--- WHAT THIS TASK INVOLVES ---
Output the records that follow, with every character intact.

--- SUPPLIED DATA ---
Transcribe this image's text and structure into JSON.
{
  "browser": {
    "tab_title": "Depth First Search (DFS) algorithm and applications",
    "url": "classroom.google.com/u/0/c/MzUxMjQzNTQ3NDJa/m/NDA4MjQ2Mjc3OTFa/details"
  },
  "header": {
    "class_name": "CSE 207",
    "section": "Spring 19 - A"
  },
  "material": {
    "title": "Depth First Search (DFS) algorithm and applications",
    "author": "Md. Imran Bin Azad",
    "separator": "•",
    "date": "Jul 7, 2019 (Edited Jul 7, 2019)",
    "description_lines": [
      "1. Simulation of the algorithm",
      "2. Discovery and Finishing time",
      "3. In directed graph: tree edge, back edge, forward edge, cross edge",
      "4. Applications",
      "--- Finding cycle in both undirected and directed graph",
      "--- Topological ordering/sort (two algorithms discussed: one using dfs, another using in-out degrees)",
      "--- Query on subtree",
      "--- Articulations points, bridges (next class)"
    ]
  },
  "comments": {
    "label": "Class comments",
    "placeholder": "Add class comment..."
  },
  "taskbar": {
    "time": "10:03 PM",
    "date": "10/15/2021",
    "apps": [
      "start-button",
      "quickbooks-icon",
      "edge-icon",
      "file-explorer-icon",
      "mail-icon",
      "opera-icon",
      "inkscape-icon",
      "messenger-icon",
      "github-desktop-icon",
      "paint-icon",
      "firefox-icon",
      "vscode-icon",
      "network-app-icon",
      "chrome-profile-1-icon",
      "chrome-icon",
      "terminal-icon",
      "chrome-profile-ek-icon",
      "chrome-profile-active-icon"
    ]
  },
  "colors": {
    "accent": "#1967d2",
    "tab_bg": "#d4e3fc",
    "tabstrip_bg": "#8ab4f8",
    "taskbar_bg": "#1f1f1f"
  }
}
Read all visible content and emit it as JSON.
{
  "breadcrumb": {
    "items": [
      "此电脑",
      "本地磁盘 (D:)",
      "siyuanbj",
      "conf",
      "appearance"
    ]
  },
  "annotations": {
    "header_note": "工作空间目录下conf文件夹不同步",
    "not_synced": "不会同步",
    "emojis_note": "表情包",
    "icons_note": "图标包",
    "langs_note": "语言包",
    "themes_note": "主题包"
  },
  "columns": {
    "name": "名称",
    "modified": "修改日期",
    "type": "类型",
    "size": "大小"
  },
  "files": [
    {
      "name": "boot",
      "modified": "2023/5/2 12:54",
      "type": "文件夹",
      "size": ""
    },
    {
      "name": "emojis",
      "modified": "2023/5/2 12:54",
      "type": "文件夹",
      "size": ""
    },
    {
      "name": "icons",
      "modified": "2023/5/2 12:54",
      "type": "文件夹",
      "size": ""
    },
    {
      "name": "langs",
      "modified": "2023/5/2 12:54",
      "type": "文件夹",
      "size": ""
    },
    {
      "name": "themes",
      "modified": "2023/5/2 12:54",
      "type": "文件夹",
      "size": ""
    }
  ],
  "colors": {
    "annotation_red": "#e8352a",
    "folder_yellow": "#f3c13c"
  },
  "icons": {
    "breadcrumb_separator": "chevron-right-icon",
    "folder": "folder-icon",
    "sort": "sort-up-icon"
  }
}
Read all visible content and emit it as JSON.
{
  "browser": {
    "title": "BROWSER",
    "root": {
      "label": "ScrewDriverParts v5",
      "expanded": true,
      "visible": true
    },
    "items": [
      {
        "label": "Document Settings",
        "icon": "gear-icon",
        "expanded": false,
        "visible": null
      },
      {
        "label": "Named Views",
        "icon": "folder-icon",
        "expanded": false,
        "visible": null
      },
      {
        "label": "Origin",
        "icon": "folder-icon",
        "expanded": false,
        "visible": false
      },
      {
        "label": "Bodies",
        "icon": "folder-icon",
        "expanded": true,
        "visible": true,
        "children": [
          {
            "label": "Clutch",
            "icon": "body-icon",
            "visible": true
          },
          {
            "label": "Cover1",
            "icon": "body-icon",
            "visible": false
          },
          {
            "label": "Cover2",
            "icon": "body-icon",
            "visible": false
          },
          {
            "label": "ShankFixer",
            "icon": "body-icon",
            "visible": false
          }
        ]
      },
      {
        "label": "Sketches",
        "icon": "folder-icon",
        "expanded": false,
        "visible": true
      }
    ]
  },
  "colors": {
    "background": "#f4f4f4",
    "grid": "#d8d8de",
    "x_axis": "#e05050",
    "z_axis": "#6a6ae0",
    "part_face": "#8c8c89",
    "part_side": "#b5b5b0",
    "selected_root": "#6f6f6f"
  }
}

--- ANSWER TO THIS PROBLEM ---
Transcribe this image's text and structure into JSON.
{
  "browser": {
    "tab_title": "Depth First Search (DFS) algorithm and applications",
    "url": "classroom.google.com/u/0/c/MzUxMjQzNTQ3NDJa/m/NDA4MjQ2Mjc3OTFa/details"
  },
  "header": {
    "class_name": "CSE 207",
    "section": "Spring 19 - A"
  },
  "material": {
    "title": "Depth First Search (DFS) algorithm and applications",
    "author": "Md. Imran Bin Azad",
    "separator": "•",
    "date": "Jul 7, 2019 (Edited Jul 7, 2019)",
    "description_lines": [
      "1. Simulation of the algorithm",
      "2. Discovery and Finishing time",
      "3. In directed graph: tree edge, back edge, forward edge, cross edge",
      "4. Applications",
      "--- Finding cycle in both undirected and directed graph",
      "--- Topological ordering/sort (two algorithms discussed: one using dfs, another using in-out degrees)",
      "--- Query on subtree",
      "--- Articulations points, bridges (next class)"
    ]
  },
  "comments": {
    "label": "Class comments",
    "placeholder": "Add class comment..."
  },
  "taskbar": {
    "time": "10:03 PM",
    "date": "10/15/2021",
    "apps": [
      "start-button",
      "quickbooks-icon",
      "edge-icon",
      "file-explorer-icon",
      "mail-icon",
      "opera-icon",
      "inkscape-icon",
      "messenger-icon",
      "github-desktop-icon",
      "paint-icon",
      "firefox-icon",
      "vscode-icon",
      "network-app-icon",
      "chrome-profile-1-icon",
      "chrome-icon",
      "terminal-icon",
      "chrome-profile-ek-icon",
      "chrome-profile-active-icon"
    ]
  },
  "colors": {
    "accent": "#1967d2",
    "tab_bg": "#d4e3fc",
    "tabstrip_bg": "#8ab4f8",
    "taskbar_bg": "#1f1f1f"
  }
}
Read all visible content and emit it as JSON.
{
  "breadcrumb": {
    "items": [
      "此电脑",
      "本地磁盘 (D:)",
      "siyuanbj",
      "conf",
      "appearance"
    ]
  },
  "annotations": {
    "header_note": "工作空间目录下conf文件夹不同步",
    "not_synced": "不会同步",
    "emojis_note": "表情包",
    "icons_note": "图标包",
    "langs_note": "语言包",
    "themes_note": "主题包"
  },
  "columns": {
    "name": "名称",
    "modified": "修改日期",
    "type": "类型",
    "size": "大小"
  },
  "files": [
    {
      "name": "boot",
      "modified": "2023/5/2 12:54",
      "type": "文件夹",
      "size": ""
    },
    {
      "name": "emojis",
      "modified": "2023/5/2 12:54",
      "type": "文件夹",
      "size": ""
    },
    {
      "name": "icons",
      "modified": "2023/5/2 12:54",
      "type": "文件夹",
      "size": ""
    },
    {
      "name": "langs",
      "modified": "2023/5/2 12:54",
      "type": "文件夹",
      "size": ""
    },
    {
      "name": "themes",
      "modified": "2023/5/2 12:54",
      "type": "文件夹",
      "size": ""
    }
  ],
  "colors": {
    "annotation_red": "#e8352a",
    "folder_yellow": "#f3c13c"
  },
  "icons": {
    "breadcrumb_separator": "chevron-right-icon",
    "folder": "folder-icon",
    "sort": "sort-up-icon"
  }
}
Read all visible content and emit it as JSON.
{
  "browser": {
    "title": "BROWSER",
    "root": {
      "label": "ScrewDriverParts v5",
      "expanded": true,
      "visible": true
    },
    "items": [
      {
        "label": "Document Settings",
        "icon": "gear-icon",
        "expanded": false,
        "visible": null
      },
      {
        "label": "Named Views",
        "icon": "folder-icon",
        "expanded": false,
        "visible": null
      },
      {
        "label": "Origin",
        "icon": "folder-icon",
        "expanded": false,
        "visible": false
      },
      {
        "label": "Bodies",
        "icon": "folder-icon",
        "expanded": true,
        "visible": true,
        "children": [
          {
            "label": "Clutch",
            "icon": "body-icon",
            "visible": true
          },
          {
            "label": "Cover1",
            "icon": "body-icon",
            "visible": false
          },
          {
            "label": "Cover2",
            "icon": "body-icon",
            "visible": false
          },
          {
            "label": "ShankFixer",
            "icon": "body-icon",
            "visible": false
          }
        ]
      },
      {
        "label": "Sketches",
        "icon": "folder-icon",
        "expanded": false,
        "visible": true
      }
    ]
  },
  "colors": {
    "background": "#f4f4f4",
    "grid": "#d8d8de",
    "x_axis": "#e05050",
    "z_axis": "#6a6ae0",
    "part_face": "#8c8c89",
    "part_side": "#b5b5b0",
    "selected_root": "#6f6f6f"
  }
}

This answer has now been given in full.